### Task to carry out
For the data below, report how many lines include the word "UnPlugged", and write nothing else.

^^^^

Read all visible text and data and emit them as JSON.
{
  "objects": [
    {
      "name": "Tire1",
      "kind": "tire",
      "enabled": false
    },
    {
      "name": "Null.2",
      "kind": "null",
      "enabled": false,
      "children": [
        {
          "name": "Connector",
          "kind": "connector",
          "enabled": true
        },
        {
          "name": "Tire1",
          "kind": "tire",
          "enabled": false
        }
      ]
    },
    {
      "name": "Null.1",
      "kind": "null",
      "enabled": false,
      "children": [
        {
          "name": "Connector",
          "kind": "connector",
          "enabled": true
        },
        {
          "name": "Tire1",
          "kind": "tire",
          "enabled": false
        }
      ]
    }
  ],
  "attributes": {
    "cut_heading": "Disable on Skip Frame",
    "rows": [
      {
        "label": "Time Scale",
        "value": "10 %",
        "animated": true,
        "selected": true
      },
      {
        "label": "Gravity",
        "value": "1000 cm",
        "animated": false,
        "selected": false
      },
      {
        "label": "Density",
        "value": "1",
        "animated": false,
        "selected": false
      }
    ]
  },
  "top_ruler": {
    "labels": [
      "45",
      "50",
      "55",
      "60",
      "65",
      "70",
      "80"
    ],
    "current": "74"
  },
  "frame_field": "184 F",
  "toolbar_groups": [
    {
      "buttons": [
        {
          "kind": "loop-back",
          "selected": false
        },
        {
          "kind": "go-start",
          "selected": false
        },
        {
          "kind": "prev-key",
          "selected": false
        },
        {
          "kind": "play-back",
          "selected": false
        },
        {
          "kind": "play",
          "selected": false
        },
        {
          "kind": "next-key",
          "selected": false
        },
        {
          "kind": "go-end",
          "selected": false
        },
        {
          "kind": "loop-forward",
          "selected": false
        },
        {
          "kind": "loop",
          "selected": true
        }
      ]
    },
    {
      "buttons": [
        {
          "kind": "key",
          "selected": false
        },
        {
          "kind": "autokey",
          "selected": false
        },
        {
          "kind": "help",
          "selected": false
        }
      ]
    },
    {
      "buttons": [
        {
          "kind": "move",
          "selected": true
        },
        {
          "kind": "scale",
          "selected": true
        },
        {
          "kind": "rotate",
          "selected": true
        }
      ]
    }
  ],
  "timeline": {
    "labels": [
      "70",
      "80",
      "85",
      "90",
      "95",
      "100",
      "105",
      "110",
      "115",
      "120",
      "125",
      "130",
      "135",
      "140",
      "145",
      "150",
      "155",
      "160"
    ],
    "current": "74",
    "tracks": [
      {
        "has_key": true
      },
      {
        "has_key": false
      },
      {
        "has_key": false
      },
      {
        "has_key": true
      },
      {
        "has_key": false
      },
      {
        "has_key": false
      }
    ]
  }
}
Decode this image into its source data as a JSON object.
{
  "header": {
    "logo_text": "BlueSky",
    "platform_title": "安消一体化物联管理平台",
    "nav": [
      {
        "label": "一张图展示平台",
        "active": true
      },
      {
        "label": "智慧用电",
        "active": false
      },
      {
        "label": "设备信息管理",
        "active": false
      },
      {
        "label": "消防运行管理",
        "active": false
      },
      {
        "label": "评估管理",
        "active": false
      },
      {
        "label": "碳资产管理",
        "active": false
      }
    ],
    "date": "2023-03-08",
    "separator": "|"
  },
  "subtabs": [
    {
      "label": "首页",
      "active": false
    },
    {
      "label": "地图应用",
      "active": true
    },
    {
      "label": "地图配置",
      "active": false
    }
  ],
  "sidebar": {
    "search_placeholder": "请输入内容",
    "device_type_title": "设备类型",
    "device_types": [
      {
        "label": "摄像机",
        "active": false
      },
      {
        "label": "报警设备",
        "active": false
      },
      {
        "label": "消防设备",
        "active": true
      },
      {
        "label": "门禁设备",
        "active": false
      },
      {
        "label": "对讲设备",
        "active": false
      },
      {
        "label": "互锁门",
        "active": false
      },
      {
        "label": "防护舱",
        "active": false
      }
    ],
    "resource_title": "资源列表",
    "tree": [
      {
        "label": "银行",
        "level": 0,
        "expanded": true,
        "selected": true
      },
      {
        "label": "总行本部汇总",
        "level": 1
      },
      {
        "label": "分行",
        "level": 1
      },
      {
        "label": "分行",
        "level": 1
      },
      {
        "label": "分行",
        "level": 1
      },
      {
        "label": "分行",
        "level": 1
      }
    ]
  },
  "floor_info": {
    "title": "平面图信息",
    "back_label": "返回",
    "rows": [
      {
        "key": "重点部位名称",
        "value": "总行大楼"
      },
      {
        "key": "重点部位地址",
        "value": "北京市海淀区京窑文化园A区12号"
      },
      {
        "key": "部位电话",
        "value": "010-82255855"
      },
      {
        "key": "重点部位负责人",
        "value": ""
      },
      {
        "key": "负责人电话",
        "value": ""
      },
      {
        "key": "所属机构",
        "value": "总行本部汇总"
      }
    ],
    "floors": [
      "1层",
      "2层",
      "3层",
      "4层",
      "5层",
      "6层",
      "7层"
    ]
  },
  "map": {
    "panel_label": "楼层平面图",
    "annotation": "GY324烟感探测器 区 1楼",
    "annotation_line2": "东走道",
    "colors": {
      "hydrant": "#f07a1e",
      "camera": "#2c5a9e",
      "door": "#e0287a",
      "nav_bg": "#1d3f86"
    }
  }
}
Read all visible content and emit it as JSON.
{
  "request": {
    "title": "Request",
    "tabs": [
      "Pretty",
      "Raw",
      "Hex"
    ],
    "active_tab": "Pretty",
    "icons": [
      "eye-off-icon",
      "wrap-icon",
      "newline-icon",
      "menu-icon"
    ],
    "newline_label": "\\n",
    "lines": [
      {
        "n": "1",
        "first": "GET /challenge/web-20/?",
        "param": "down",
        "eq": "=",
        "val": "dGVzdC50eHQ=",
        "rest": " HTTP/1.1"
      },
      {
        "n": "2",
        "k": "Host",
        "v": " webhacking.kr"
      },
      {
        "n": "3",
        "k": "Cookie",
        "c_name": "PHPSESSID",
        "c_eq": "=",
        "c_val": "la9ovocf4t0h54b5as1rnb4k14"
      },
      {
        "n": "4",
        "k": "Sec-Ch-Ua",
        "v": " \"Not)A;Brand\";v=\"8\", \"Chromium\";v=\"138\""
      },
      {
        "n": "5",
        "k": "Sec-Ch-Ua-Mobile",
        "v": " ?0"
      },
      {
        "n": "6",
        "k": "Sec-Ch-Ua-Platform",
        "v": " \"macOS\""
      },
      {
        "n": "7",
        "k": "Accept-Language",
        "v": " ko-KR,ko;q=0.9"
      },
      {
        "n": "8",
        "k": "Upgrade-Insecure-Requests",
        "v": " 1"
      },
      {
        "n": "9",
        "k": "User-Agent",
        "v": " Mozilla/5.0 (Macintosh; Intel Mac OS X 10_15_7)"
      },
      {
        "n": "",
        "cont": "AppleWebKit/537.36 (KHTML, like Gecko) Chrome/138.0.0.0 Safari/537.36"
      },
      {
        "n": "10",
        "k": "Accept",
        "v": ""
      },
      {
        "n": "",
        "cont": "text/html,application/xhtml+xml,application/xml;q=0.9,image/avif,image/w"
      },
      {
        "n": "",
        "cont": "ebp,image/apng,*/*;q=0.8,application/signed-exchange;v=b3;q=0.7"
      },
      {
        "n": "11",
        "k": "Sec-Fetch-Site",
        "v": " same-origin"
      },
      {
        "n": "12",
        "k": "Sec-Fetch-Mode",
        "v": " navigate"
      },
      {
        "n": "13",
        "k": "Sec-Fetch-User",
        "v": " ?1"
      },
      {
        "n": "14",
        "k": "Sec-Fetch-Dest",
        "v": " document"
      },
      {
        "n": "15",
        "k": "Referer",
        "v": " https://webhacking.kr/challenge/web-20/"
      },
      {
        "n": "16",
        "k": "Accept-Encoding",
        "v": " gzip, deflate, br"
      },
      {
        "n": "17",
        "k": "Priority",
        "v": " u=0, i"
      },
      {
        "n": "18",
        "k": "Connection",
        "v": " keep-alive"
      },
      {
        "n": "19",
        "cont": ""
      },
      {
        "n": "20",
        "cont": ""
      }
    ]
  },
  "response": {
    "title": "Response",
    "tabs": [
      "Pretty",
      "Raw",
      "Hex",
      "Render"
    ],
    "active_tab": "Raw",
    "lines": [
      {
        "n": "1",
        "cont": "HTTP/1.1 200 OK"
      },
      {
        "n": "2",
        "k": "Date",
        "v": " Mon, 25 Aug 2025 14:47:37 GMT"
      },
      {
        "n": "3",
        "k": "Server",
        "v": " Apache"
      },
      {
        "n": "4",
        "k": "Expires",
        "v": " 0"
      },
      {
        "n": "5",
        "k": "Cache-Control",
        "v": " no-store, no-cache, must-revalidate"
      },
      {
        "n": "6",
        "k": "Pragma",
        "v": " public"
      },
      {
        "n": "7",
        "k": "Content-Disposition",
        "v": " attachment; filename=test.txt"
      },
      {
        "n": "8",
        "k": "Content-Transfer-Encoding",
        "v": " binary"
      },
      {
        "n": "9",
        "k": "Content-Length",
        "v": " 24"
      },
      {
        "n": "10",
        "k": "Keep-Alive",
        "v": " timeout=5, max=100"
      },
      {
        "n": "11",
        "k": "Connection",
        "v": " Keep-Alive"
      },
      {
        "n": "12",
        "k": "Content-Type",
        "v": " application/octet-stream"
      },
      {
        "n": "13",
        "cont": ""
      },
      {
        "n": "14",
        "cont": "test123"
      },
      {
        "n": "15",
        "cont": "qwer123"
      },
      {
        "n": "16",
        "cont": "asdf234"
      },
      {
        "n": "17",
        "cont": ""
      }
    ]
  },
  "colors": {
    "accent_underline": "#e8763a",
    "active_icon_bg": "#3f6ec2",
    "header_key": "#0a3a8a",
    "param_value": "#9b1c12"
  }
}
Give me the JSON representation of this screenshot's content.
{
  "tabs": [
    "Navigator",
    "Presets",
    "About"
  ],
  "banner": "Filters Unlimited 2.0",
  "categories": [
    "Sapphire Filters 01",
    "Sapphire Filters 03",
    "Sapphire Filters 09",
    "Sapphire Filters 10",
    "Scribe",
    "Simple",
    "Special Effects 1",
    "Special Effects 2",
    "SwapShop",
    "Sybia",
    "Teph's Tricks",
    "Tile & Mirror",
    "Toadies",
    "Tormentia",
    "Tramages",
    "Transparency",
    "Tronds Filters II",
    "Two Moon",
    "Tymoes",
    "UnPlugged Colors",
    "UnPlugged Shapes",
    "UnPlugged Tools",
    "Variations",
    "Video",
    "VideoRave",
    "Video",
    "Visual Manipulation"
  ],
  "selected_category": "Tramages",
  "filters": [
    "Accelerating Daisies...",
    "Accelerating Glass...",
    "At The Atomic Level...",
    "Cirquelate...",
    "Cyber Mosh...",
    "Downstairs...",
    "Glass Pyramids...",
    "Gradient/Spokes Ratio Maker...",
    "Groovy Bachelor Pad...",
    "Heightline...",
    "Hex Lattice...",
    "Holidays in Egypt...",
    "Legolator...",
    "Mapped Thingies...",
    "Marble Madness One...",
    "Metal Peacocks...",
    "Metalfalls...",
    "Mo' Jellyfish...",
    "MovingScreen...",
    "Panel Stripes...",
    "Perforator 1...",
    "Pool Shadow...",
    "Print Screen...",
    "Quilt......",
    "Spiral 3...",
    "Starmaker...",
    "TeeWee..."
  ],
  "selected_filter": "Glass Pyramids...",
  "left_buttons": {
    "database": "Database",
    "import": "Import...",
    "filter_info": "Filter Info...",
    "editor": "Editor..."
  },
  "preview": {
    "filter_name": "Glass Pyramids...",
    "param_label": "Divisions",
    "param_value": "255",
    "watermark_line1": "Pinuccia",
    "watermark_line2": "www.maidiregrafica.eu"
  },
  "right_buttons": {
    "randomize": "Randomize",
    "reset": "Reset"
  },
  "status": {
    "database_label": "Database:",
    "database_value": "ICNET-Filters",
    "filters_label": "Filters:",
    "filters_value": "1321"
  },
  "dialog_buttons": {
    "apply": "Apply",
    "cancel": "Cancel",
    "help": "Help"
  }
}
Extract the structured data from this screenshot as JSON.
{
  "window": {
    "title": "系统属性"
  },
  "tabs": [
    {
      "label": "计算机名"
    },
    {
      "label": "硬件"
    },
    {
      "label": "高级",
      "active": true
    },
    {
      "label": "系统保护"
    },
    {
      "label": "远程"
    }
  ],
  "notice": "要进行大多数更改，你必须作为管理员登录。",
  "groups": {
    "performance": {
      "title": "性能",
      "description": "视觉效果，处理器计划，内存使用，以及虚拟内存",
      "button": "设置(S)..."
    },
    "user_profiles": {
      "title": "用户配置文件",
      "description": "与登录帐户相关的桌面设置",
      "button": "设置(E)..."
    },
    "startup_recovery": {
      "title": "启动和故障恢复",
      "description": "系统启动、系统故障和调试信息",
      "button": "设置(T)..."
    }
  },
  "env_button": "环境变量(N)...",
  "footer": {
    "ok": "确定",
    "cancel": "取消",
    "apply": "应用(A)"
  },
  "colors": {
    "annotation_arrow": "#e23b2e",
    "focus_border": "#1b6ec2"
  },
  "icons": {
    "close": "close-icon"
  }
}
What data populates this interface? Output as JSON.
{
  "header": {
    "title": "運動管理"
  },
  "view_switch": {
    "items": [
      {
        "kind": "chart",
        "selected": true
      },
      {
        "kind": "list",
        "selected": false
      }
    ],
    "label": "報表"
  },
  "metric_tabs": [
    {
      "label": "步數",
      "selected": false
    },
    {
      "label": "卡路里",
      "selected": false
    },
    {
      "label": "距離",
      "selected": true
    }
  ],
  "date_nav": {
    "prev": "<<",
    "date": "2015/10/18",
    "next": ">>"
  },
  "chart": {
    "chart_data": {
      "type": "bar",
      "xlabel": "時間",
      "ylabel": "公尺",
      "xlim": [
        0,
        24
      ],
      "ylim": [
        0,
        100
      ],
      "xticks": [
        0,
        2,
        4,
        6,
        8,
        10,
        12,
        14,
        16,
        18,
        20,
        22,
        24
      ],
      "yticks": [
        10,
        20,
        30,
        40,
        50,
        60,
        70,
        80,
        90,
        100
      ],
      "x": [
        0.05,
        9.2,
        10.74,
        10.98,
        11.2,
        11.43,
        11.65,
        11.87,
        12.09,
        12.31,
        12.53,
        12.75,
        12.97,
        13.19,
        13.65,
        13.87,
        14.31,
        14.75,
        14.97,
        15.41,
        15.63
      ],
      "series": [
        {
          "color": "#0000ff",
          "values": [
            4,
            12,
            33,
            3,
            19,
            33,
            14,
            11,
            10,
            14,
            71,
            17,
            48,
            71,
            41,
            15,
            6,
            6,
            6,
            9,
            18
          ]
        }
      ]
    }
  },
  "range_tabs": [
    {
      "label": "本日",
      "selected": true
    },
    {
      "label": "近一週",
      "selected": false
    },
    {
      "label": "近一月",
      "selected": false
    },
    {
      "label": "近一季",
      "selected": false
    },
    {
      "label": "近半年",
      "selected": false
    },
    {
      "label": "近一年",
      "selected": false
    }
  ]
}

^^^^

### Response to this exercise
3